Rock Plant Company Wins Court Battle With Nearby Residents

The citizens group CARD, Citizens Association for Responsible Development, says it is considering appealing a court battle it lost on Tuesday.

Judge Jerry Terry ruled in favor of the Conrad-Yelvington gravel plant in the Long Beach Industrial Park. The ruling says he could find no legal errors of law in the proceeding the Harrison County Supervisors followed in allowing the Yelvington plant to locate the industrial park.

Since the plant opened in 1999, citizens have complained about noise, dust, and that the company is heavy industry that shouldn't be in the park.

After fighting the gravel plant in the Long Beach Industrial Park since 1999, the court ruling in Conrad Yelvington's favor is a blow to CARD. The citizens group says the park is the wrong place for the gravel plant.

"The ruling, in my view, simply says the process the supervisors went through to arrive at their decision was lawful," group president Dr. Jeffrey Taylor said. "It doesn't mean the decision was correct or smart. We certainly think it's a perfect example of what we don't want, and how we don't want the Coast to develop."

The attorney representing the Yelvington plant says the company followed the law when it developed the property.

"If you give the public an opportunity to be heard, which was done, and if the board decides to place restrictions on us to be sure we operate the facility in a manner which they want us to do, to protect the public, which we've agreed to, do then I would have expected to win," attorney Britt Singletary said.

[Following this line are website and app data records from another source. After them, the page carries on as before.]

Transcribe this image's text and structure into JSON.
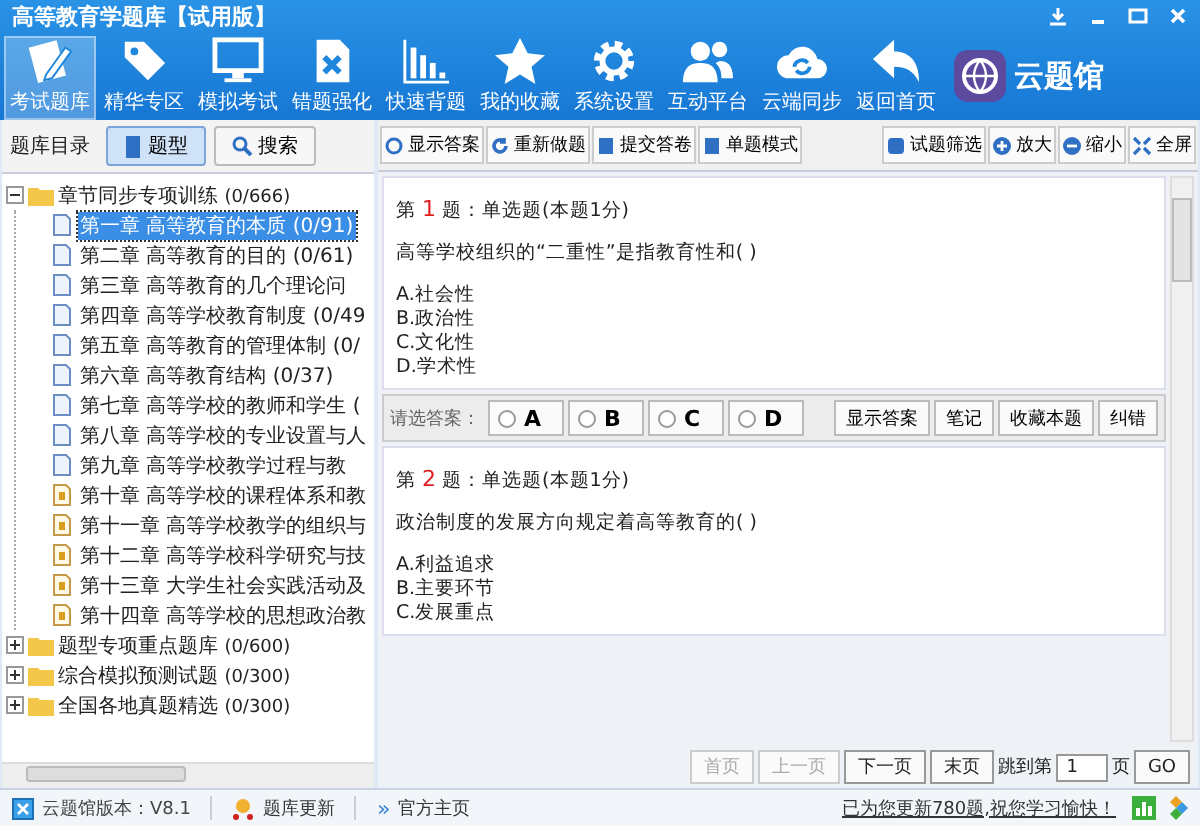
{
  "window": {
    "title": "高等教育学题库【试用版】"
  },
  "toolbar": [
    {
      "label": "考试题库",
      "selected": true
    },
    {
      "label": "精华专区",
      "selected": false
    },
    {
      "label": "模拟考试",
      "selected": false
    },
    {
      "label": "错题强化",
      "selected": false
    },
    {
      "label": "快速背题",
      "selected": false
    },
    {
      "label": "我的收藏",
      "selected": false
    },
    {
      "label": "系统设置",
      "selected": false
    },
    {
      "label": "互动平台",
      "selected": false
    },
    {
      "label": "云端同步",
      "selected": false
    },
    {
      "label": "返回首页",
      "selected": false
    }
  ],
  "brand": "云题馆",
  "sidebar": {
    "title": "题库目录",
    "tabs": [
      {
        "label": "题型",
        "selected": true
      },
      {
        "label": "搜索",
        "selected": false
      }
    ],
    "tree": [
      {
        "label": "章节同步专项训练",
        "count": "(0/666)",
        "expanded": true,
        "children": [
          {
            "label": "第一章  高等教育的本质",
            "count": "(0/91)",
            "selected": true,
            "kind": "doc"
          },
          {
            "label": "第二章  高等教育的目的",
            "count": "(0/61)",
            "selected": false,
            "kind": "doc"
          },
          {
            "label": "第三章  高等教育的几个理论问",
            "selected": false,
            "kind": "doc"
          },
          {
            "label": "第四章  高等学校教育制度",
            "count": "(0/49",
            "selected": false,
            "kind": "doc"
          },
          {
            "label": "第五章  高等教育的管理体制",
            "count": "(0/",
            "selected": false,
            "kind": "doc"
          },
          {
            "label": "第六章  高等教育结构",
            "count": "(0/37)",
            "selected": false,
            "kind": "doc"
          },
          {
            "label": "第七章  高等学校的教师和学生",
            "count": "(",
            "selected": false,
            "kind": "doc"
          },
          {
            "label": "第八章  高等学校的专业设置与人",
            "selected": false,
            "kind": "doc"
          },
          {
            "label": "第九章  高等学校教学过程与教",
            "selected": false,
            "kind": "doc"
          },
          {
            "label": "第十章  高等学校的课程体系和教",
            "selected": false,
            "kind": "locked"
          },
          {
            "label": "第十一章  高等学校教学的组织与",
            "selected": false,
            "kind": "locked"
          },
          {
            "label": "第十二章  高等学校科学研究与技",
            "selected": false,
            "kind": "locked"
          },
          {
            "label": "第十三章  大学生社会实践活动及",
            "selected": false,
            "kind": "locked"
          },
          {
            "label": "第十四章  高等学校的思想政治教",
            "selected": false,
            "kind": "locked"
          }
        ]
      },
      {
        "label": "题型专项重点题库",
        "count": "(0/600)",
        "expanded": false
      },
      {
        "label": "综合模拟预测试题",
        "count": "(0/300)",
        "expanded": false
      },
      {
        "label": "全国各地真题精选",
        "count": "(0/300)",
        "expanded": false
      }
    ]
  },
  "question_toolbar": {
    "left": [
      "显示答案",
      "重新做题",
      "提交答卷",
      "单题模式"
    ],
    "right": [
      "试题筛选",
      "放大",
      "缩小",
      "全屏"
    ]
  },
  "questions": [
    {
      "prefix": "第",
      "number": "1",
      "suffix": "题：单选题(本题1分)",
      "text": "高等学校组织的“二重性”是指教育性和( )",
      "options": [
        "A.社会性",
        "B.政治性",
        "C.文化性",
        "D.学术性"
      ]
    },
    {
      "prefix": "第",
      "number": "2",
      "suffix": "题：单选题(本题1分)",
      "text": "政治制度的发展方向规定着高等教育的( )",
      "options": [
        "A.利益追求",
        "B.主要环节",
        "C.发展重点"
      ]
    }
  ],
  "answer_bar": {
    "label": "请选答案：",
    "choices": [
      {
        "label": "A",
        "selected": false
      },
      {
        "label": "B",
        "selected": false
      },
      {
        "label": "C",
        "selected": false
      },
      {
        "label": "D",
        "selected": false
      }
    ],
    "buttons": [
      "显示答案",
      "笔记",
      "收藏本题",
      "纠错"
    ]
  },
  "pagination": {
    "buttons": [
      {
        "label": "首页",
        "disabled": true
      },
      {
        "label": "上一页",
        "disabled": true
      },
      {
        "label": "下一页",
        "disabled": false
      },
      {
        "label": "末页",
        "disabled": false
      }
    ],
    "jump_label": "跳到第",
    "page": "1",
    "jump_suffix": "页",
    "go": "GO"
  },
  "status_bar": {
    "version": "云题馆版本：V8.1",
    "update": "题库更新",
    "home": "官方主页",
    "home_mark": "»",
    "notice": "已为您更新780题,祝您学习愉快！"
  }
}
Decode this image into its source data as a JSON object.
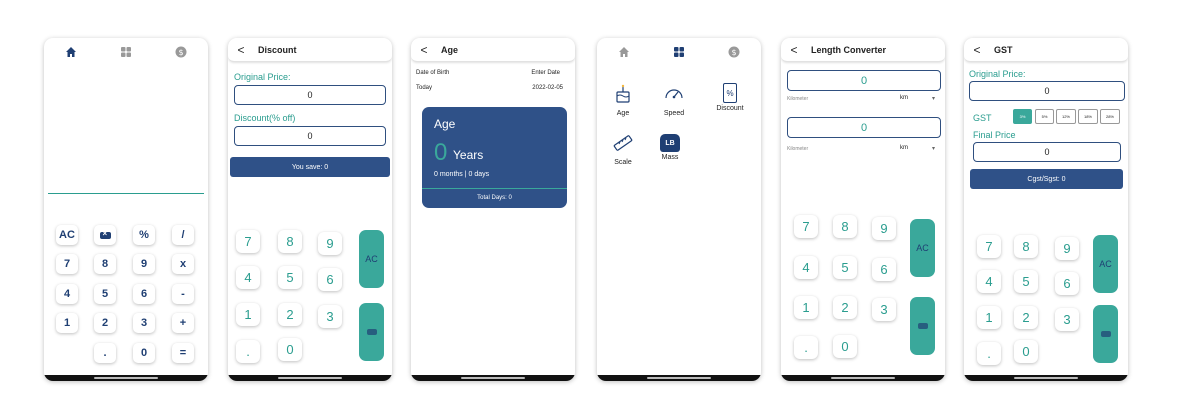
{
  "calculator": {
    "keys": [
      "AC",
      "⌫",
      "%",
      "/",
      "7",
      "8",
      "9",
      "x",
      "4",
      "5",
      "6",
      "-",
      "1",
      "2",
      "3",
      "+",
      ".",
      "0",
      "="
    ],
    "nav_icons": [
      "home-icon",
      "grid-icon",
      "dollar-icon"
    ]
  },
  "discount": {
    "title": "Discount",
    "back": "<",
    "original_price_label": "Original Price:",
    "original_price_value": "0",
    "discount_label": "Discount(% off)",
    "discount_value": "0",
    "you_save": "You save: 0",
    "keys": [
      "7",
      "8",
      "9",
      "4",
      "5",
      "6",
      "1",
      "2",
      "3",
      ".",
      "0"
    ],
    "ac_label": "AC"
  },
  "age": {
    "title": "Age",
    "back": "<",
    "dob_label": "Date of Birth",
    "dob_value": "Enter Date",
    "today_label": "Today",
    "today_value": "2022-02-05",
    "card_title": "Age",
    "years_value": "0",
    "years_label": "Years",
    "months_days": "0 months | 0 days",
    "total_days": "Total Days: 0"
  },
  "menu": {
    "nav_icons": [
      "home-icon",
      "grid-icon",
      "dollar-icon"
    ],
    "items": [
      {
        "label": "Age",
        "icon": "cake-icon"
      },
      {
        "label": "Speed",
        "icon": "speedometer-icon"
      },
      {
        "label": "Discount",
        "icon": "discount-tag-icon"
      },
      {
        "label": "Scale",
        "icon": "ruler-icon"
      },
      {
        "label": "Mass",
        "icon": "weight-icon"
      }
    ],
    "mass_badge": "LB",
    "discount_badge": "%"
  },
  "length": {
    "title": "Length Converter",
    "back": "<",
    "input1_value": "0",
    "unit1_name": "Kilometer",
    "unit1_abbr": "km",
    "input2_value": "0",
    "unit2_name": "Kilometer",
    "unit2_abbr": "km",
    "keys": [
      "7",
      "8",
      "9",
      "4",
      "5",
      "6",
      "1",
      "2",
      "3",
      ".",
      "0"
    ],
    "ac_label": "AC"
  },
  "gst": {
    "title": "GST",
    "back": "<",
    "original_price_label": "Original Price:",
    "original_price_value": "0",
    "gst_label": "GST",
    "rates": [
      "3%",
      "5%",
      "12%",
      "18%",
      "28%"
    ],
    "final_price_label": "Final Price",
    "final_price_value": "0",
    "cgst": "Cgst/Sgst: 0",
    "keys": [
      "7",
      "8",
      "9",
      "4",
      "5",
      "6",
      "1",
      "2",
      "3",
      ".",
      "0"
    ],
    "ac_label": "AC"
  },
  "colors": {
    "navy": "#2f5188",
    "teal": "#3aa89b",
    "text_teal": "#2a9d8f"
  }
}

But the citizens attorney says Yelvington has not done everything the supervisors required to make the operation more environmentally and neighborhood friendly.

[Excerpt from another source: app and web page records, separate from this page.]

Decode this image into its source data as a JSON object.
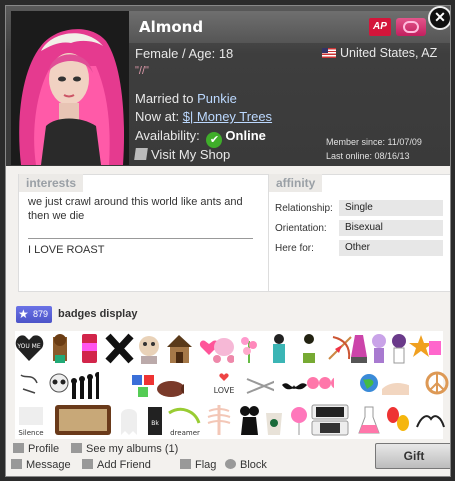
{
  "profile": {
    "name": "Almond",
    "gender_age": "Female  / Age: 18",
    "location": "United States, AZ",
    "tagline": "ʺ//ʺ",
    "married_prefix": "Married to ",
    "married_to": "Punkie",
    "now_at_prefix": "Now at: ",
    "now_at": "$| Money Trees",
    "availability_label": "Availability:",
    "availability": "Online",
    "shop": "Visit My Shop",
    "member_since": "Member since: 11/07/09",
    "last_online": "Last online: 08/16/13",
    "ap_badge": "AP"
  },
  "interests": {
    "title": "interests",
    "text": "we just crawl around this world like ants and then we die",
    "text2": "I LOVE ROAST"
  },
  "affinity": {
    "title": "affinity",
    "rows": [
      {
        "label": "Relationship:",
        "value": "Single"
      },
      {
        "label": "Orientation:",
        "value": "Bisexual"
      },
      {
        "label": "Here for:",
        "value": "Other"
      }
    ]
  },
  "badges": {
    "count": "879",
    "title": "badges display",
    "labels": [
      "YOU ME",
      "LOVE",
      "Silence",
      "dreamer",
      "Bk"
    ]
  },
  "footer": {
    "profile": "Profile",
    "albums": "See my albums (1)",
    "message": "Message",
    "add_friend": "Add Friend",
    "flag": "Flag",
    "block": "Block",
    "gift": "Gift"
  },
  "colors": {
    "header_bg": "#3e3e3e",
    "link": "#bcd9ff",
    "online": "#3fae2a",
    "ap": "#d4153a",
    "badge_count": "#5b63d8"
  }
}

"They're also looking at addressing some things that weren't specifically in this record, namely the failure of Conrad Yelvington to actually carry out some of the conditions imposed in this order by the board of supervisors," group attorney Reilly Morse said.

"There may be some quibble about a fence line here or there, but we've accomplished everything," Singletary said. "We've done it all. The county has certainly not raised any questions about the burm, the fencing, the landscaping. We've accomplished everything we were required to do."

The Harrison County Development Commission negotiated the deal with Yelvington. Its attorney Harry Allen and the Supervisors Attorney Joe Meadows both praised the court ruling. Both attorneys say it vindicates the commission and the supervisors.